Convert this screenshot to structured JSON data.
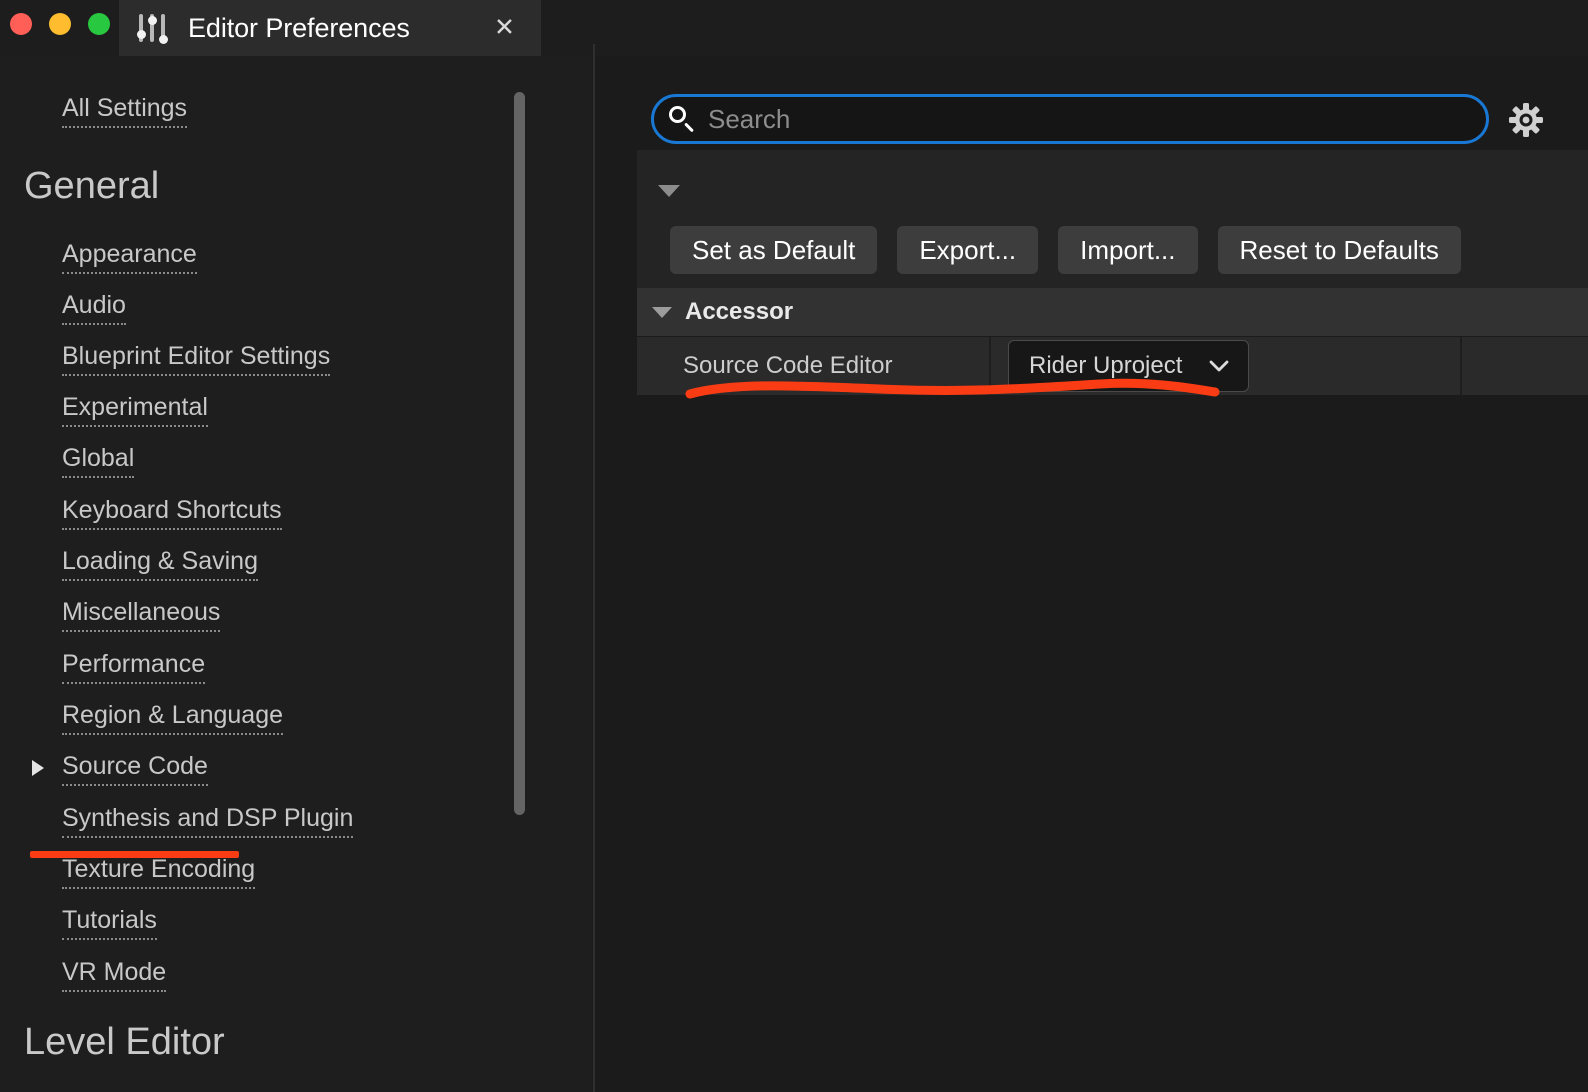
{
  "window": {
    "title": "Editor Preferences",
    "app_icon": "sliders-icon",
    "close_label": "✕",
    "traffic_lights": [
      "close",
      "minimize",
      "maximize"
    ],
    "colors": {
      "traffic_red": "#ff5f57",
      "traffic_yellow": "#febc2e",
      "traffic_green": "#28c840",
      "accent_focus": "#1878d4",
      "annotation_red": "#fa3c14"
    }
  },
  "sidebar": {
    "top_link": "All Settings",
    "sections": [
      {
        "heading": "General",
        "items": [
          {
            "label": "Appearance",
            "expandable": false
          },
          {
            "label": "Audio",
            "expandable": false
          },
          {
            "label": "Blueprint Editor Settings",
            "expandable": false
          },
          {
            "label": "Experimental",
            "expandable": false
          },
          {
            "label": "Global",
            "expandable": false
          },
          {
            "label": "Keyboard Shortcuts",
            "expandable": false
          },
          {
            "label": "Loading & Saving",
            "expandable": false
          },
          {
            "label": "Miscellaneous",
            "expandable": false
          },
          {
            "label": "Performance",
            "expandable": false
          },
          {
            "label": "Region & Language",
            "expandable": false
          },
          {
            "label": "Source Code",
            "expandable": true,
            "selected": true,
            "annotated": true
          },
          {
            "label": "Synthesis and DSP Plugin",
            "expandable": false
          },
          {
            "label": "Texture Encoding",
            "expandable": false
          },
          {
            "label": "Tutorials",
            "expandable": false
          },
          {
            "label": "VR Mode",
            "expandable": false
          }
        ]
      },
      {
        "heading": "Level Editor",
        "items": []
      }
    ]
  },
  "search": {
    "value": "",
    "placeholder": "Search",
    "icon": "search-icon",
    "focused": true
  },
  "settings_gear": {
    "icon": "gear-icon"
  },
  "toolbar": {
    "collapse_icon": "chevron-down-icon",
    "buttons": [
      {
        "label": "Set as Default"
      },
      {
        "label": "Export..."
      },
      {
        "label": "Import..."
      },
      {
        "label": "Reset to Defaults"
      }
    ]
  },
  "property_groups": [
    {
      "name": "Accessor",
      "expanded": true,
      "rows": [
        {
          "name": "Source Code Editor",
          "control": "dropdown",
          "value": "Rider Uproject",
          "annotated": true
        }
      ]
    }
  ],
  "annotations": [
    {
      "type": "underline",
      "target": "sidebar-item-source-code"
    },
    {
      "type": "squiggle-underline",
      "target": "property-row-source-code-editor"
    }
  ]
}
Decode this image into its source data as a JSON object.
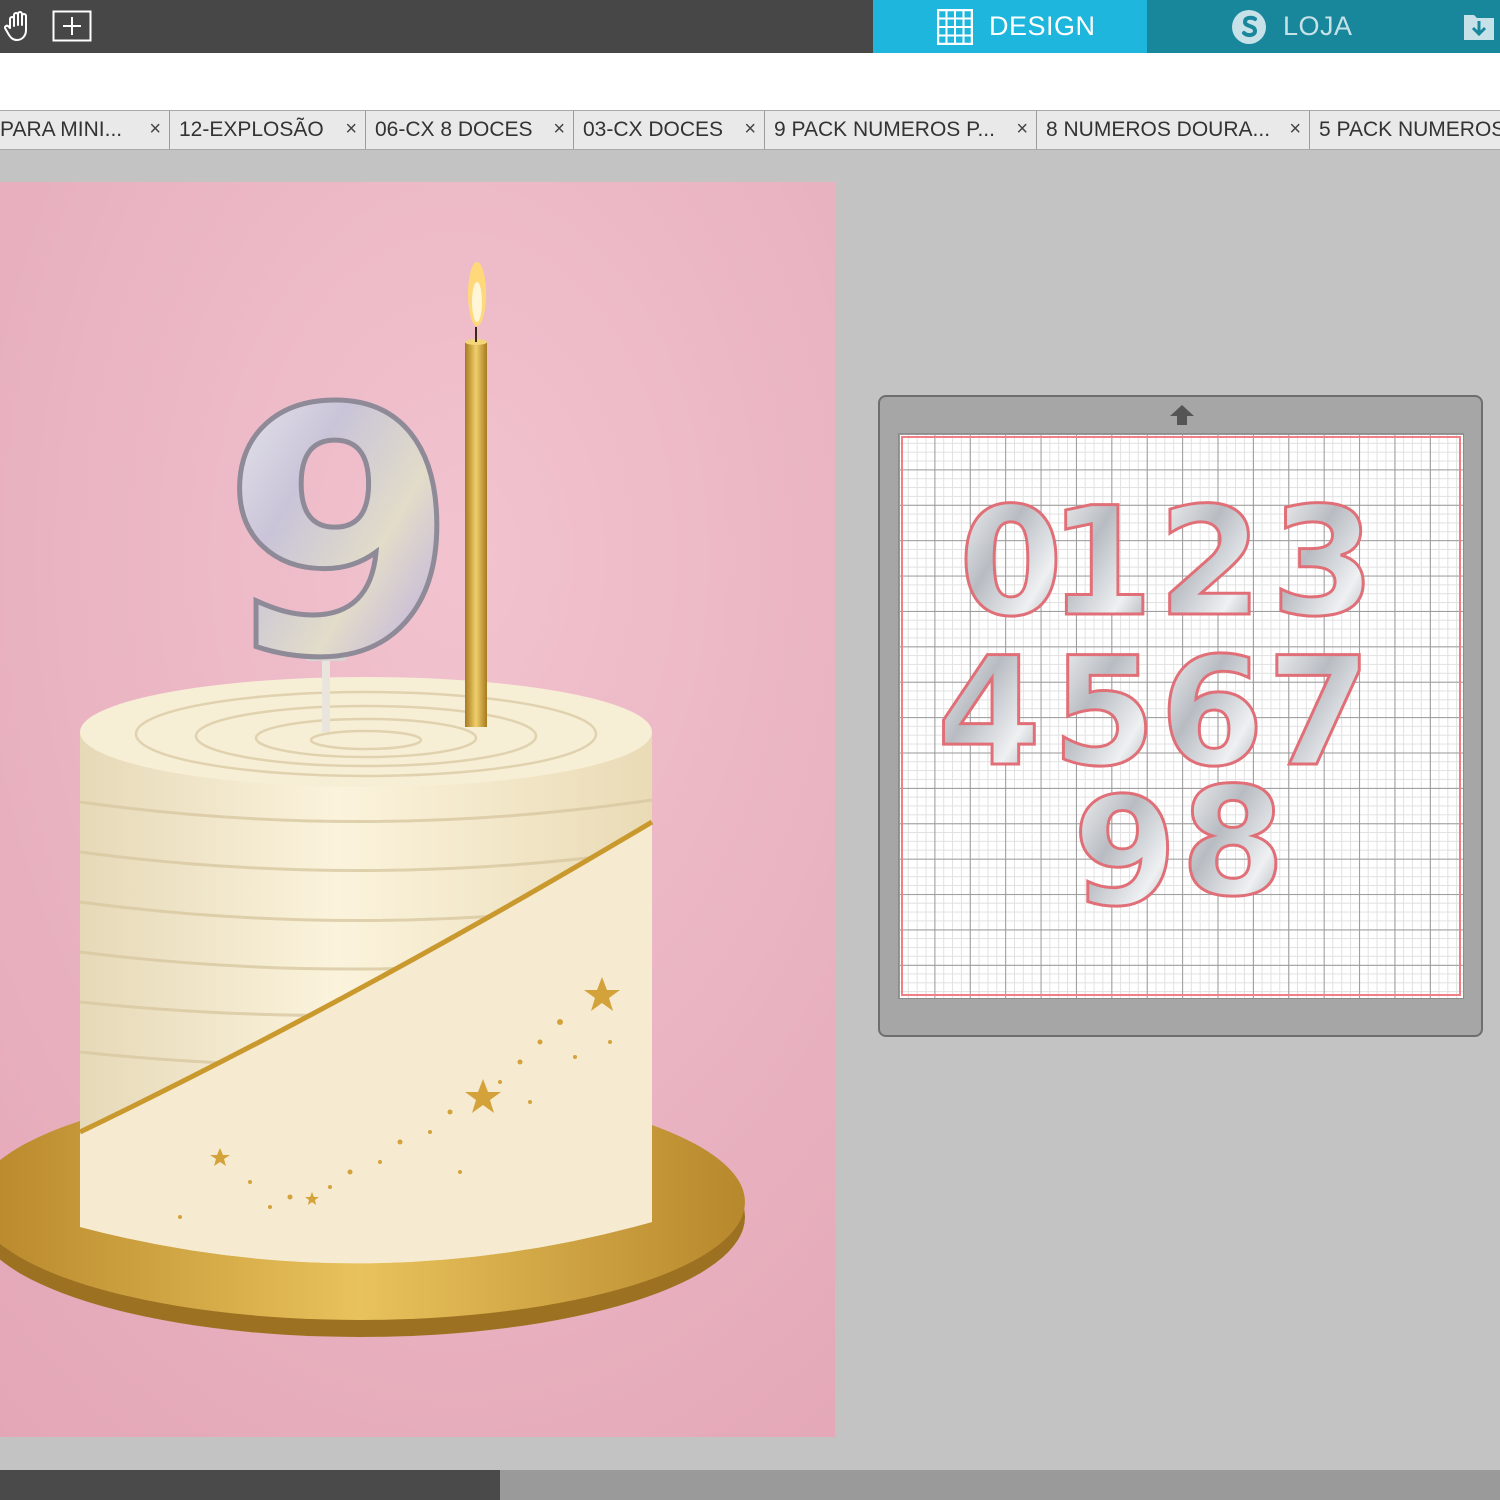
{
  "toolbar": {
    "tools": [
      {
        "icon": "hand-icon"
      },
      {
        "icon": "add-box-icon"
      }
    ]
  },
  "modes": {
    "design_label": "DESIGN",
    "design_icon": "grid-icon",
    "store_label": "LOJA",
    "store_icon": "silhouette-s-icon",
    "library_icon": "folder-download-icon"
  },
  "documents": [
    {
      "label": "PARA MINI...",
      "close": "×"
    },
    {
      "label": "12-EXPLOSÃO",
      "close": "×"
    },
    {
      "label": "06-CX 8 DOCES",
      "close": "×"
    },
    {
      "label": "03-CX DOCES",
      "close": "×"
    },
    {
      "label": "9 PACK NUMEROS P...",
      "close": "×"
    },
    {
      "label": "8 NUMEROS DOURA...",
      "close": "×"
    },
    {
      "label": "5 PACK NUMEROS",
      "close": ""
    }
  ],
  "canvas": {
    "image": "cake-photo-with-number-nine-balloon-candle",
    "mat_digits": [
      "0",
      "1",
      "2",
      "3",
      "4",
      "5",
      "6",
      "7",
      "9",
      "8"
    ]
  },
  "colors": {
    "topbar": "#474747",
    "design_tab": "#1eb6dd",
    "store_tab": "#18869b",
    "workspace": "#c3c3c3",
    "mat_margin": "#f07f86"
  }
}
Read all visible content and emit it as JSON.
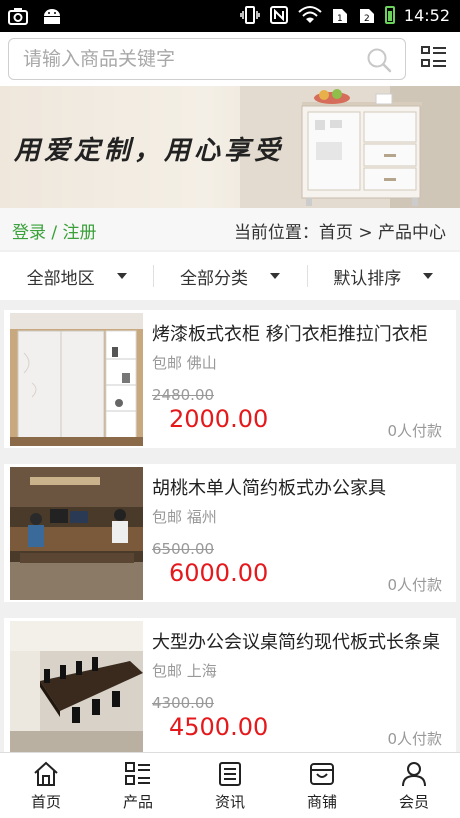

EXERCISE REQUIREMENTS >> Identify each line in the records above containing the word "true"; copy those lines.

EXERCISE RESPONSE >>
            "expandable": true,
            "selected": true,
            "annotated": true
    "focused": true
      "expanded": true,
          "annotated": true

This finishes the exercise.